Abu Bakr It is pure speculation, but it may be suggested that this is an indirect reference to the former chairman of the Brighton company. Until very recently the chairman had been Samuel Laing: outside London Bridge station there used to be a prominent advertisement on their factory, for the bakers and biscuit makers Macfarlane, Lang. Kipling may have used the expression Abu Bakr to indicate a baker (of biscuits) – the name Lang/Laing – being well-known on 'The Brighton', although Samuel Laing, the chairman, had no connection with Macfarlane Lang, the bakers, other then the fact that the names are homonyms.

usury lending money for interest – forbidden to Moslems.

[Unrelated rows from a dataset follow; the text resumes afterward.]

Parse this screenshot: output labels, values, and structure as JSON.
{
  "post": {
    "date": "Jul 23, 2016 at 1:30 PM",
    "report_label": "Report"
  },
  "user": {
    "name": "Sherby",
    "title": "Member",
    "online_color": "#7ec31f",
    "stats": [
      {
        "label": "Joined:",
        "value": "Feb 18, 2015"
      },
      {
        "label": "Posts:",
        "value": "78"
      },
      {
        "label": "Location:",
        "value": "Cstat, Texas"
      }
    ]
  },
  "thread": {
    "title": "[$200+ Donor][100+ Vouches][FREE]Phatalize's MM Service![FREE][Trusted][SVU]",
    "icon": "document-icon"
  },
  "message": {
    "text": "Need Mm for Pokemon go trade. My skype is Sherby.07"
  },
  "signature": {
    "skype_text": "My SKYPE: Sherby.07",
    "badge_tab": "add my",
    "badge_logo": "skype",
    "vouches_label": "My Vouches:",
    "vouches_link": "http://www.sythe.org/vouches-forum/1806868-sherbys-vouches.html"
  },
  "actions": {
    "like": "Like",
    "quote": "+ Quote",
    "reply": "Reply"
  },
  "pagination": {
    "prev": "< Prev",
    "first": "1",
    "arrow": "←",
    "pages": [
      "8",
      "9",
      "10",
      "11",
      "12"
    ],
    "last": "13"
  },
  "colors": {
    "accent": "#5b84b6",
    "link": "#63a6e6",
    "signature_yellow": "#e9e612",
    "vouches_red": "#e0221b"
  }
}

Upon a day appointed: here follows Kipling’s most important suggestion for “Railway Reform in Great Britain”, and particularly on 'The Brighton': namely to so badger the Directors, at home (but in an entirely lawful way), and to ridicule them and their railway, so that they take their responsibilities as Directors seriously. Instead of merely holding a few meetings ('It is the custom of those who are in partnership with the Afrit to meet but four times a year’), each of the Directors 'cast off his garments and bought a leathern apron and a porter's knot and went down to the caravanserai to oversee and to expedite the brazen engines'.

a message, written upon pale paper a telegram form.

Krahidin Croydon on the main line to London

Fatima a character in “Aladdin and the Wonderful Lamp” and a popular name for women.

Cypress-Branch….etc. it is implied that the lady is a courtesan

Tabriziz Three Bridges on the London line

pelicans water birds (with a pouch below the beak) belonging to the family Pelecanidae.

mulberry-tree The Morus or Mulberry is a genus of 10–16 species of deciduous fruit trees native to warm temperate and subtropical regions of Asia, Africa, Europe, and the Americas,

Eblis the devil

dress of honour see Kim page 243

‘Upon the head and the eye’ not traced – information will be appreciated

Roc a fabulous giant bird, supposed to be able to carry off an elephant.

flagitious wicked. villainous.

porter’s knot a band of cloth that goes round the forehead and down the back to support a load (Clifford W. Ashley The Ashley Book of Knots, Faber, 1944): not used on British railway stations, but the equivalent of the leather straps used by the French porters at Calais or Boulogne, whom Kipling came to know well, slung over their shoulders to carry passengers’ luggage.

butt an object of derision

real estate landed property – excluding leaseholds

leases documents giving an interest in land for terms of years; they do not necessarily terminate on death (except, of course, life tenancies).

heriots fines due to the lord of the manor on the death of a tenant – usually his best animal or article of furniture, etc.

Allah-al-Bari The 12th of the 99 Names of God, The Creator who has the Power to turn the entities, The Artificer, the Creator.


[A.W./J. H. McG.]

©John McGivering 2009 All rights reserved